### Instructions for the task
Could you print the full listing again, exactly as written?

### Provided material
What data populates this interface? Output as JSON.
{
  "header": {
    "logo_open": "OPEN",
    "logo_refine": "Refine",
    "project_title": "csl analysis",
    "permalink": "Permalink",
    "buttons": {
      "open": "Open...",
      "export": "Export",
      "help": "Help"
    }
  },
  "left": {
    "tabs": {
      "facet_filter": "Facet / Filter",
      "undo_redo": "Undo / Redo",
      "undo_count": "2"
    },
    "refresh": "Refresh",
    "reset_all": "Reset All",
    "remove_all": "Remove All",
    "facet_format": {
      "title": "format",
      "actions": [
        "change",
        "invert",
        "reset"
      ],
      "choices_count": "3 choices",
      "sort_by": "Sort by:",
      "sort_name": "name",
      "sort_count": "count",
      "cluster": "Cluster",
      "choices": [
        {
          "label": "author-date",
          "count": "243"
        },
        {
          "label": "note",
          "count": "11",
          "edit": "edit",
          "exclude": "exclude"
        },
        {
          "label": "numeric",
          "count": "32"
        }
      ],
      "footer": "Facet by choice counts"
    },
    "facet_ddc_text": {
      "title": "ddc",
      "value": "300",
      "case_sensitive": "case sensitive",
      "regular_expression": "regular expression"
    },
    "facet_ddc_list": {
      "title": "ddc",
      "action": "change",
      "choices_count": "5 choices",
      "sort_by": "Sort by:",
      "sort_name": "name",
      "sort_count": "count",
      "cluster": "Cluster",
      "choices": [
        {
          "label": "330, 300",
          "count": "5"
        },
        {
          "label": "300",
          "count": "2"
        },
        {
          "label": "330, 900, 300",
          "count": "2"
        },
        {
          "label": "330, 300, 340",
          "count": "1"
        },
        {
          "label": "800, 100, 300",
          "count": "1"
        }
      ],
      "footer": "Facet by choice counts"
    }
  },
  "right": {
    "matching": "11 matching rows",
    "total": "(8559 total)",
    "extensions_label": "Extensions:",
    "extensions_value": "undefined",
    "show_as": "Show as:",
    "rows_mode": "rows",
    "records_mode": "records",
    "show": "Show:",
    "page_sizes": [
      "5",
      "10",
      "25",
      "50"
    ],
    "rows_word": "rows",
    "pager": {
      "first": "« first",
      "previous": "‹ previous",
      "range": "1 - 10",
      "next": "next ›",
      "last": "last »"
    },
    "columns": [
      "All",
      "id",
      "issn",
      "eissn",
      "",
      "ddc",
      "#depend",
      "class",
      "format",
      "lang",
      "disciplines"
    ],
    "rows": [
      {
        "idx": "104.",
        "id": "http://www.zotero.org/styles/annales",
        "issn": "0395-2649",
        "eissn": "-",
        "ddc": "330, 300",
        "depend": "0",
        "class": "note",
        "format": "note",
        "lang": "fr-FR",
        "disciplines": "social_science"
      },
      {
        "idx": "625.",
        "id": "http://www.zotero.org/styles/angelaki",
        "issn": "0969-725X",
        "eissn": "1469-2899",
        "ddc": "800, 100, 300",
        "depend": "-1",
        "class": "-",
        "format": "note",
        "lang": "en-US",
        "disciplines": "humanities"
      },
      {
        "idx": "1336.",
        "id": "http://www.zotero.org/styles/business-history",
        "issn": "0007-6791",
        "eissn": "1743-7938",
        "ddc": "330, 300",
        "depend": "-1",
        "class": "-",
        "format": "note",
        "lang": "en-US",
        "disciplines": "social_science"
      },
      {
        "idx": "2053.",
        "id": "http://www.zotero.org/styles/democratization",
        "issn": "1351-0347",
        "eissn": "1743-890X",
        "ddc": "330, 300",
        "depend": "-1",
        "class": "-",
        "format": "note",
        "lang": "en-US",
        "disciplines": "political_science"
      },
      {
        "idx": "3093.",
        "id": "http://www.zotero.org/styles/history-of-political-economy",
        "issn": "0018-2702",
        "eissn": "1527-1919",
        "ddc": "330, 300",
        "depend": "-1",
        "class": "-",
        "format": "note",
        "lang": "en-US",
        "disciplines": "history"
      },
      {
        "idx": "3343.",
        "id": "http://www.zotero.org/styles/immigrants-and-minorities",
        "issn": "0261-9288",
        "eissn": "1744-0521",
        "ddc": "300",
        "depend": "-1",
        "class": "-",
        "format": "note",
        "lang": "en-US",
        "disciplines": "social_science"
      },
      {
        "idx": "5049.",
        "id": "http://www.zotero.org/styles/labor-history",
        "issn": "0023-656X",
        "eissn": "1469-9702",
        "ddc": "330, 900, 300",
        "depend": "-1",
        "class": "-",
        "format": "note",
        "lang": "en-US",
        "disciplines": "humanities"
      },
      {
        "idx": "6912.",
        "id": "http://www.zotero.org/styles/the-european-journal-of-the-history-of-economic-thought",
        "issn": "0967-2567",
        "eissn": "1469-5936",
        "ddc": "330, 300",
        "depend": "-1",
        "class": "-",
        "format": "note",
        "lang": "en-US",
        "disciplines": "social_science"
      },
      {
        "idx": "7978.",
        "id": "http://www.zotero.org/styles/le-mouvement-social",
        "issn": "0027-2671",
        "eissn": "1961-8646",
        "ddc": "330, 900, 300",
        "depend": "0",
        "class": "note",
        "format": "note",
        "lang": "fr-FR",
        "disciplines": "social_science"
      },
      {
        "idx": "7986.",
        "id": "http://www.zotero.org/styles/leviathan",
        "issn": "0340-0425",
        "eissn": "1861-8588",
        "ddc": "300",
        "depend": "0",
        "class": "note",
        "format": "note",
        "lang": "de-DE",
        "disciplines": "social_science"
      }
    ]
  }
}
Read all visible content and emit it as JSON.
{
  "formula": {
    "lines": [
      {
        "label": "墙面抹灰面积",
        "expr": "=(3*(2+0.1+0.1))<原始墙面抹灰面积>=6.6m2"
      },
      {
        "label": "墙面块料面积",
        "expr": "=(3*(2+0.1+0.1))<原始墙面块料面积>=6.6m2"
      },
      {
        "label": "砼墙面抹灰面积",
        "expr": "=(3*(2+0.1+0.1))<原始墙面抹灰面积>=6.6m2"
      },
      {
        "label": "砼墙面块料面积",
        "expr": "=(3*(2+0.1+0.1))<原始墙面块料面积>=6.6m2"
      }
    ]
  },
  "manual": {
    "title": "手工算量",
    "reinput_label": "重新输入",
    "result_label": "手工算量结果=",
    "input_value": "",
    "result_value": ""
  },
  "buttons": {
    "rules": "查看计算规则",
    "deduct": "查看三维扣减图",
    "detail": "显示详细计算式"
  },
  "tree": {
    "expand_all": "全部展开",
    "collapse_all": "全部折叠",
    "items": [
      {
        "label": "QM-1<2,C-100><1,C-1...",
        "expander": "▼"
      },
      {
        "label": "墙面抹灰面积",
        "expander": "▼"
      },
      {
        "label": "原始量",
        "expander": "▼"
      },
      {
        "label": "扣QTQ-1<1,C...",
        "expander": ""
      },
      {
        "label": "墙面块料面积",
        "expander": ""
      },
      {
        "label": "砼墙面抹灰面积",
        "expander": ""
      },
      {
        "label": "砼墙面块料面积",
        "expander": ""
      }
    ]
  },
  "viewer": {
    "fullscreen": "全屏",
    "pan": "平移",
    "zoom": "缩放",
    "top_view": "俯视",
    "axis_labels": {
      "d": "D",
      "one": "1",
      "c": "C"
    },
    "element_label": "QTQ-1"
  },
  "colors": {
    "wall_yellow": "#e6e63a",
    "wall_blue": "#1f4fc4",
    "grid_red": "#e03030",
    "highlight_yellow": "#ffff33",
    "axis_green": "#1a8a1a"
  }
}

### Answer box
What data populates this interface? Output as JSON.
{
  "header": {
    "logo_open": "OPEN",
    "logo_refine": "Refine",
    "project_title": "csl analysis",
    "permalink": "Permalink",
    "buttons": {
      "open": "Open...",
      "export": "Export",
      "help": "Help"
    }
  },
  "left": {
    "tabs": {
      "facet_filter": "Facet / Filter",
      "undo_redo": "Undo / Redo",
      "undo_count": "2"
    },
    "refresh": "Refresh",
    "reset_all": "Reset All",
    "remove_all": "Remove All",
    "facet_format": {
      "title": "format",
      "actions": [
        "change",
        "invert",
        "reset"
      ],
      "choices_count": "3 choices",
      "sort_by": "Sort by:",
      "sort_name": "name",
      "sort_count": "count",
      "cluster": "Cluster",
      "choices": [
        {
          "label": "author-date",
          "count": "243"
        },
        {
          "label": "note",
          "count": "11",
          "edit": "edit",
          "exclude": "exclude"
        },
        {
          "label": "numeric",
          "count": "32"
        }
      ],
      "footer": "Facet by choice counts"
    },
    "facet_ddc_text": {
      "title": "ddc",
      "value": "300",
      "case_sensitive": "case sensitive",
      "regular_expression": "regular expression"
    },
    "facet_ddc_list": {
      "title": "ddc",
      "action": "change",
      "choices_count": "5 choices",
      "sort_by": "Sort by:",
      "sort_name": "name",
      "sort_count": "count",
      "cluster": "Cluster",
      "choices": [
        {
          "label": "330, 300",
          "count": "5"
        },
        {
          "label": "300",
          "count": "2"
        },
        {
          "label": "330, 900, 300",
          "count": "2"
        },
        {
          "label": "330, 300, 340",
          "count": "1"
        },
        {
          "label": "800, 100, 300",
          "count": "1"
        }
      ],
      "footer": "Facet by choice counts"
    }
  },
  "right": {
    "matching": "11 matching rows",
    "total": "(8559 total)",
    "extensions_label": "Extensions:",
    "extensions_value": "undefined",
    "show_as": "Show as:",
    "rows_mode": "rows",
    "records_mode": "records",
    "show": "Show:",
    "page_sizes": [
      "5",
      "10",
      "25",
      "50"
    ],
    "rows_word": "rows",
    "pager": {
      "first": "« first",
      "previous": "‹ previous",
      "range": "1 - 10",
      "next": "next ›",
      "last": "last »"
    },
    "columns": [
      "All",
      "id",
      "issn",
      "eissn",
      "",
      "ddc",
      "#depend",
      "class",
      "format",
      "lang",
      "disciplines"
    ],
    "rows": [
      {
        "idx": "104.",
        "id": "http://www.zotero.org/styles/annales",
        "issn": "0395-2649",
        "eissn": "-",
        "ddc": "330, 300",
        "depend": "0",
        "class": "note",
        "format": "note",
        "lang": "fr-FR",
        "disciplines": "social_science"
      },
      {
        "idx": "625.",
        "id": "http://www.zotero.org/styles/angelaki",
        "issn": "0969-725X",
        "eissn": "1469-2899",
        "ddc": "800, 100, 300",
        "depend": "-1",
        "class": "-",
        "format": "note",
        "lang": "en-US",
        "disciplines": "humanities"
      },
      {
        "idx": "1336.",
        "id": "http://www.zotero.org/styles/business-history",
        "issn": "0007-6791",
        "eissn": "1743-7938",
        "ddc": "330, 300",
        "depend": "-1",
        "class": "-",
        "format": "note",
        "lang": "en-US",
        "disciplines": "social_science"
      },
      {
        "idx": "2053.",
        "id": "http://www.zotero.org/styles/democratization",
        "issn": "1351-0347",
        "eissn": "1743-890X",
        "ddc": "330, 300",
        "depend": "-1",
        "class": "-",
        "format": "note",
        "lang": "en-US",
        "disciplines": "political_science"
      },
      {
        "idx": "3093.",
        "id": "http://www.zotero.org/styles/history-of-political-economy",
        "issn": "0018-2702",
        "eissn": "1527-1919",
        "ddc": "330, 300",
        "depend": "-1",
        "class": "-",
        "format": "note",
        "lang": "en-US",
        "disciplines": "history"
      },
      {
        "idx": "3343.",
        "id": "http://www.zotero.org/styles/immigrants-and-minorities",
        "issn": "0261-9288",
        "eissn": "1744-0521",
        "ddc": "300",
        "depend": "-1",
        "class": "-",
        "format": "note",
        "lang": "en-US",
        "disciplines": "social_science"
      },
      {
        "idx": "5049.",
        "id": "http://www.zotero.org/styles/labor-history",
        "issn": "0023-656X",
        "eissn": "1469-9702",
        "ddc": "330, 900, 300",
        "depend": "-1",
        "class": "-",
        "format": "note",
        "lang": "en-US",
        "disciplines": "humanities"
      },
      {
        "idx": "6912.",
        "id": "http://www.zotero.org/styles/the-european-journal-of-the-history-of-economic-thought",
        "issn": "0967-2567",
        "eissn": "1469-5936",
        "ddc": "330, 300",
        "depend": "-1",
        "class": "-",
        "format": "note",
        "lang": "en-US",
        "disciplines": "social_science"
      },
      {
        "idx": "7978.",
        "id": "http://www.zotero.org/styles/le-mouvement-social",
        "issn": "0027-2671",
        "eissn": "1961-8646",
        "ddc": "330, 900, 300",
        "depend": "0",
        "class": "note",
        "format": "note",
        "lang": "fr-FR",
        "disciplines": "social_science"
      },
      {
        "idx": "7986.",
        "id": "http://www.zotero.org/styles/leviathan",
        "issn": "0340-0425",
        "eissn": "1861-8588",
        "ddc": "300",
        "depend": "0",
        "class": "note",
        "format": "note",
        "lang": "de-DE",
        "disciplines": "social_science"
      }
    ]
  }
}
Read all visible content and emit it as JSON.
{
  "formula": {
    "lines": [
      {
        "label": "墙面抹灰面积",
        "expr": "=(3*(2+0.1+0.1))<原始墙面抹灰面积>=6.6m2"
      },
      {
        "label": "墙面块料面积",
        "expr": "=(3*(2+0.1+0.1))<原始墙面块料面积>=6.6m2"
      },
      {
        "label": "砼墙面抹灰面积",
        "expr": "=(3*(2+0.1+0.1))<原始墙面抹灰面积>=6.6m2"
      },
      {
        "label": "砼墙面块料面积",
        "expr": "=(3*(2+0.1+0.1))<原始墙面块料面积>=6.6m2"
      }
    ]
  },
  "manual": {
    "title": "手工算量",
    "reinput_label": "重新输入",
    "result_label": "手工算量结果=",
    "input_value": "",
    "result_value": ""
  },
  "buttons": {
    "rules": "查看计算规则",
    "deduct": "查看三维扣减图",
    "detail": "显示详细计算式"
  },
  "tree": {
    "expand_all": "全部展开",
    "collapse_all": "全部折叠",
    "items": [
      {
        "label": "QM-1<2,C-100><1,C-1...",
        "expander": "▼"
      },
      {
        "label": "墙面抹灰面积",
        "expander": "▼"
      },
      {
        "label": "原始量",
        "expander": "▼"
      },
      {
        "label": "扣QTQ-1<1,C...",
        "expander": ""
      },
      {
        "label": "墙面块料面积",
        "expander": ""
      },
      {
        "label": "砼墙面抹灰面积",
        "expander": ""
      },
      {
        "label": "砼墙面块料面积",
        "expander": ""
      }
    ]
  },
  "viewer": {
    "fullscreen": "全屏",
    "pan": "平移",
    "zoom": "缩放",
    "top_view": "俯视",
    "axis_labels": {
      "d": "D",
      "one": "1",
      "c": "C"
    },
    "element_label": "QTQ-1"
  },
  "colors": {
    "wall_yellow": "#e6e63a",
    "wall_blue": "#1f4fc4",
    "grid_red": "#e03030",
    "highlight_yellow": "#ffff33",
    "axis_green": "#1a8a1a"
  }
}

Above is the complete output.